After twenty minutes of purgatory- which is getting evil looks from the rest of the waiting room as Pudding shouts about how quiet she is being- the technician asks me where my referral letter was? My what? This is the first I’ve heard of such a thing, and it can’t be necessary because I was at the doctor twice yesterday and nobody mentioned it. They call the receptionist, who I would call by something else were this not such a family-friendly blog, who tells them she’d given it to me in the envelope. Umm, no.
I think at this point, the staff tire of what we tired of twenty minutes previously (being in the waiting room) and they take us in. Pudding, though groggy, is bouncing off the walls, and they decide she needs more medicine. I explain about the whole spitting out thing, and they decide the strong-arm approach would be most beneficial to a young, scared, autistic child. By the time they’ve pinned her down, held her nose, and squirted in the medicine, I’m crying as much as Pudding, as she begs me to help her. She is a mess, unsurprisingly. I am too.
They wait for the medicine to kick in. It doesn’t. We call the mean receptionist again to get another prescription, but we never hear anything back. I keep my terrified cabin-feverish girl in that tiny room of sensory hell as they alternately try to stick wires to her head, then let her sleep. Suffice to say, neither happens. I want to leave just as much as my girl, but I know we’ll never get her back for a second try.
After three and a half hours they send in another technician, aptly named Angel. She gets the wires and bandages on, and between us we get through an EEG. Why, oh why, did they not send her in the first place? Now it doesn’t matter. We’re done, and we don’t have to go through it again. In one week we’ll know if seizure activity is the cause of Pudding’s sleep problems. I’m hopeful that epilepsy is just something we can rule out. I’m hopeful.

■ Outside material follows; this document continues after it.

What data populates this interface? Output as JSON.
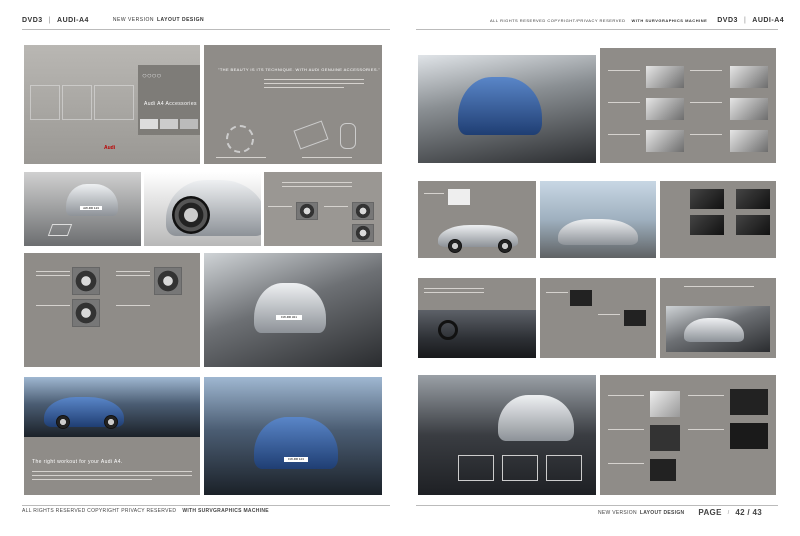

You might be an autism parent if you have a day like this, and still remain hopeful.